WHAT TO PRODUCE: Repeat every entry, word for word, leaving no line out.

INPUT MATERIAL:
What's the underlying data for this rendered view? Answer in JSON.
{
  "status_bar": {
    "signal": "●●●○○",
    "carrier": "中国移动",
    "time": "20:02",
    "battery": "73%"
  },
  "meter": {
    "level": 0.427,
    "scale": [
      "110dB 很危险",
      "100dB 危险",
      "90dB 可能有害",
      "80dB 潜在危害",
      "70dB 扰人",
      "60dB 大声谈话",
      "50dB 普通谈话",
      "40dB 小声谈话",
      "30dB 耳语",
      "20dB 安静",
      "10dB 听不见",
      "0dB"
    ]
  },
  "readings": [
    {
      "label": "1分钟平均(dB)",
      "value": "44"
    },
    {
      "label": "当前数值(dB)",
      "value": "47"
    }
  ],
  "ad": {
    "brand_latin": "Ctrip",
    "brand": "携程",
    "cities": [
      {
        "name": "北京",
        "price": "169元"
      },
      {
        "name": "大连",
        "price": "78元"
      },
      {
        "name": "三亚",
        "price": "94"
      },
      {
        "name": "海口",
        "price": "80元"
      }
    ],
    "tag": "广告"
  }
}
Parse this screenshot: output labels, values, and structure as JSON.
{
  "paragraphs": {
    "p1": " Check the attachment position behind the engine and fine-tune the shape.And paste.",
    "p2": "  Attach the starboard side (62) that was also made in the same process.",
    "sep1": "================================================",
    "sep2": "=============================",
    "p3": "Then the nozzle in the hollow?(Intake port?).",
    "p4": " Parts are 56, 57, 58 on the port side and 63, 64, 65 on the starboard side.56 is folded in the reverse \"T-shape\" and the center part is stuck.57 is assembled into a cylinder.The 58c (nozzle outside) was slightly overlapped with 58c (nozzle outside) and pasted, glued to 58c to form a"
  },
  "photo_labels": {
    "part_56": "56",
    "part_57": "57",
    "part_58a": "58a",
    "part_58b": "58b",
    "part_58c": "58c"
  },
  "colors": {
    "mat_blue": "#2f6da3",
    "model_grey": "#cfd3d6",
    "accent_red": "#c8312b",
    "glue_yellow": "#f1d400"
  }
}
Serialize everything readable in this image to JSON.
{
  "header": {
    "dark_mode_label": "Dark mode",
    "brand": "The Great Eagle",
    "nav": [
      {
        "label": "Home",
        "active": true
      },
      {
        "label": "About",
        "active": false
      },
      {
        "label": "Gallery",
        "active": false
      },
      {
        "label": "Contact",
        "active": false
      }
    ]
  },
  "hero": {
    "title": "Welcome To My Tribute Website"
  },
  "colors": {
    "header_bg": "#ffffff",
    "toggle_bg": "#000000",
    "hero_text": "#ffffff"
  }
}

ANSWER BELOW:
What's the underlying data for this rendered view? Answer in JSON.
{
  "status_bar": {
    "signal": "●●●○○",
    "carrier": "中国移动",
    "time": "20:02",
    "battery": "73%"
  },
  "meter": {
    "level": 0.427,
    "scale": [
      "110dB 很危险",
      "100dB 危险",
      "90dB 可能有害",
      "80dB 潜在危害",
      "70dB 扰人",
      "60dB 大声谈话",
      "50dB 普通谈话",
      "40dB 小声谈话",
      "30dB 耳语",
      "20dB 安静",
      "10dB 听不见",
      "0dB"
    ]
  },
  "readings": [
    {
      "label": "1分钟平均(dB)",
      "value": "44"
    },
    {
      "label": "当前数值(dB)",
      "value": "47"
    }
  ],
  "ad": {
    "brand_latin": "Ctrip",
    "brand": "携程",
    "cities": [
      {
        "name": "北京",
        "price": "169元"
      },
      {
        "name": "大连",
        "price": "78元"
      },
      {
        "name": "三亚",
        "price": "94"
      },
      {
        "name": "海口",
        "price": "80元"
      }
    ],
    "tag": "广告"
  }
}
Parse this screenshot: output labels, values, and structure as JSON.
{
  "paragraphs": {
    "p1": " Check the attachment position behind the engine and fine-tune the shape.And paste.",
    "p2": "  Attach the starboard side (62) that was also made in the same process.",
    "sep1": "================================================",
    "sep2": "=============================",
    "p3": "Then the nozzle in the hollow?(Intake port?).",
    "p4": " Parts are 56, 57, 58 on the port side and 63, 64, 65 on the starboard side.56 is folded in the reverse \"T-shape\" and the center part is stuck.57 is assembled into a cylinder.The 58c (nozzle outside) was slightly overlapped with 58c (nozzle outside) and pasted, glued to 58c to form a"
  },
  "photo_labels": {
    "part_56": "56",
    "part_57": "57",
    "part_58a": "58a",
    "part_58b": "58b",
    "part_58c": "58c"
  },
  "colors": {
    "mat_blue": "#2f6da3",
    "model_grey": "#cfd3d6",
    "accent_red": "#c8312b",
    "glue_yellow": "#f1d400"
  }
}
Serialize everything readable in this image to JSON.
{
  "header": {
    "dark_mode_label": "Dark mode",
    "brand": "The Great Eagle",
    "nav": [
      {
        "label": "Home",
        "active": true
      },
      {
        "label": "About",
        "active": false
      },
      {
        "label": "Gallery",
        "active": false
      },
      {
        "label": "Contact",
        "active": false
      }
    ]
  },
  "hero": {
    "title": "Welcome To My Tribute Website"
  },
  "colors": {
    "header_bg": "#ffffff",
    "toggle_bg": "#000000",
    "hero_text": "#ffffff"
  }
}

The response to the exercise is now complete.